Webb: Usually, an incumbent president runs at least partly on his record, while the challenger points out the flaws and how he would do better. Because Obama can't run at all on his record, both campaigns this year are focused mostly on tearing the other guy down. The candidates will say they want to discuss "big issues" and "important policy," but it all gets drowned out in the attack ads. The news media decry the lack of substance, but speaking about the intricacies of Medicare won't land you on the evening news or the front page of the Washington Post. Making a harsh attack on your opponent will.

In Utah, we also sometimes practice negative politics, and the 2010 Utah election cycle — especially the GOP nomination for U.S. Senate and the gubernatorial general election — was an example of that. Will the closing months of the 2012 election be even worse?

Pignanelli: Utah Democrats learned in the governor's race two years ago that massive carpet-bombing of personal assaults against Republicans does not work. So the minority party will be positive and more focused on surviving the "Romney Tsunami." Conversely, the local GOP will strive to link all Democrats to Obama — technically not negative campaigning, but certainly not "high-road politics."

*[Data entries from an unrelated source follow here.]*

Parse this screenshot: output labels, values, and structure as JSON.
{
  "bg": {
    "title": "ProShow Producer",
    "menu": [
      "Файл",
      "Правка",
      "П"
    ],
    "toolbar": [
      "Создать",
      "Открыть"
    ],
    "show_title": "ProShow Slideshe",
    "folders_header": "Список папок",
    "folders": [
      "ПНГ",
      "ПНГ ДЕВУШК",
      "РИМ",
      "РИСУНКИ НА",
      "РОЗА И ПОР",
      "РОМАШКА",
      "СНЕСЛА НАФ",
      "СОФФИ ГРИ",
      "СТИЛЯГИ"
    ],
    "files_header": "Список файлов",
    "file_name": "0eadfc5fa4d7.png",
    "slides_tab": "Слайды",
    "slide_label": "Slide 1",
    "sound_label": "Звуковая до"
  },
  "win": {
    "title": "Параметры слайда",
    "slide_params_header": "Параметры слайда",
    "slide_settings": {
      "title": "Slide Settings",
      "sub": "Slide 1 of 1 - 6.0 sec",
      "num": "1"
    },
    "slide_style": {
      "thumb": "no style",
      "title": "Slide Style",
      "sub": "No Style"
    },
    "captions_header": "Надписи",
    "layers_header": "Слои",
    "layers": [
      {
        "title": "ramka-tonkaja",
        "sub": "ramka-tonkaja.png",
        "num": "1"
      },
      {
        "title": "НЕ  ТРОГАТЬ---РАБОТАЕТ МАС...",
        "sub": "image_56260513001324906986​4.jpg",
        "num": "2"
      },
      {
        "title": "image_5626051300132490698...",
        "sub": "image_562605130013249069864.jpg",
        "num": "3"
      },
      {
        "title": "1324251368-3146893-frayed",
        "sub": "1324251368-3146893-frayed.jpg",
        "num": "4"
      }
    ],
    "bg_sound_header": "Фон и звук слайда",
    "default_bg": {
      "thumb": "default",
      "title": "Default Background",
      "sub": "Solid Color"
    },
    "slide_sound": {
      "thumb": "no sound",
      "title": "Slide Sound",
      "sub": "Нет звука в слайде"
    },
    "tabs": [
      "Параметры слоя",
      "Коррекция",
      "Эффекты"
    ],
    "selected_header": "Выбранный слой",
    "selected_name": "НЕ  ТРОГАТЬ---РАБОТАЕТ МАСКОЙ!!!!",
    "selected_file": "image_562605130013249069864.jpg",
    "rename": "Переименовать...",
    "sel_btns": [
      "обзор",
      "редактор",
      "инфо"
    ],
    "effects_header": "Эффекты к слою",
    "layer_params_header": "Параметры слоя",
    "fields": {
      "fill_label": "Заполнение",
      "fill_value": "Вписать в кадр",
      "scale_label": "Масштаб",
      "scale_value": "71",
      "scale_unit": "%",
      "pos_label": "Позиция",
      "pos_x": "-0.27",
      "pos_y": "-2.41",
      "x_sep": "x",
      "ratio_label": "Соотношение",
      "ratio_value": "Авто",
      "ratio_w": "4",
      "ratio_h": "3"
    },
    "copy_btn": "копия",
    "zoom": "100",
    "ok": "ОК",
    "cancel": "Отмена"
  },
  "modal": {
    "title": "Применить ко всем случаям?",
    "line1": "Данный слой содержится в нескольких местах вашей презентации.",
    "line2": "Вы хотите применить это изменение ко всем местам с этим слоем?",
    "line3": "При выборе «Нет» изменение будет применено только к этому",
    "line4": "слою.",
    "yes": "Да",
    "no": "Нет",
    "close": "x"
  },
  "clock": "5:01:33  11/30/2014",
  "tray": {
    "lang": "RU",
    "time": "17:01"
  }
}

2 comments on this story

Webb: We will see the usual last-minute direct mail attacks in legislative and local races. Depending on late poll numbers, candidates may be tempted to go negative in the Fourth Congressional District (Jim Matheson vs. Mia Love) and the Salt Lake County mayoral race (Mark Crockett vs. Ben McAdams). Utah Democrats in big races, especially, sometimes have a difficult choice: Do I lose with dignity? Or do I hold my nose, go negative and perhaps have a small chance of winning?

If Love is behind Matheson in the last month, and if her campaign is being run, or heavily influenced, by outside consultants, don't be surprised to see tough negative advertising against Matheson. That's dangerous because Matheson is well liked. On the other hand, Matheson won't hesitate to go negative on Love if it appears she's on track to win.

Attacks on records, issues and affiliations are fair game in Utah. Personal attacks dealing with integrity and family usually backfire.

Republican LaVarr Webb is a political consultant and lobbyist. Previously he was policy deputy to former Gov. Mike Leavitt and Deseret News managing editor. Email: lwebb@exoro.com. Democrat Frank Pignanelli is a Salt Lake attorney, lobbyist and political adviser. Pignanelli served 10 years in the Utah House of Representatives, six years as minority leader. His spouse, D'Arcy Dixon Pignanelli, is a state tax commissioner. Email: frankp@xmission.com.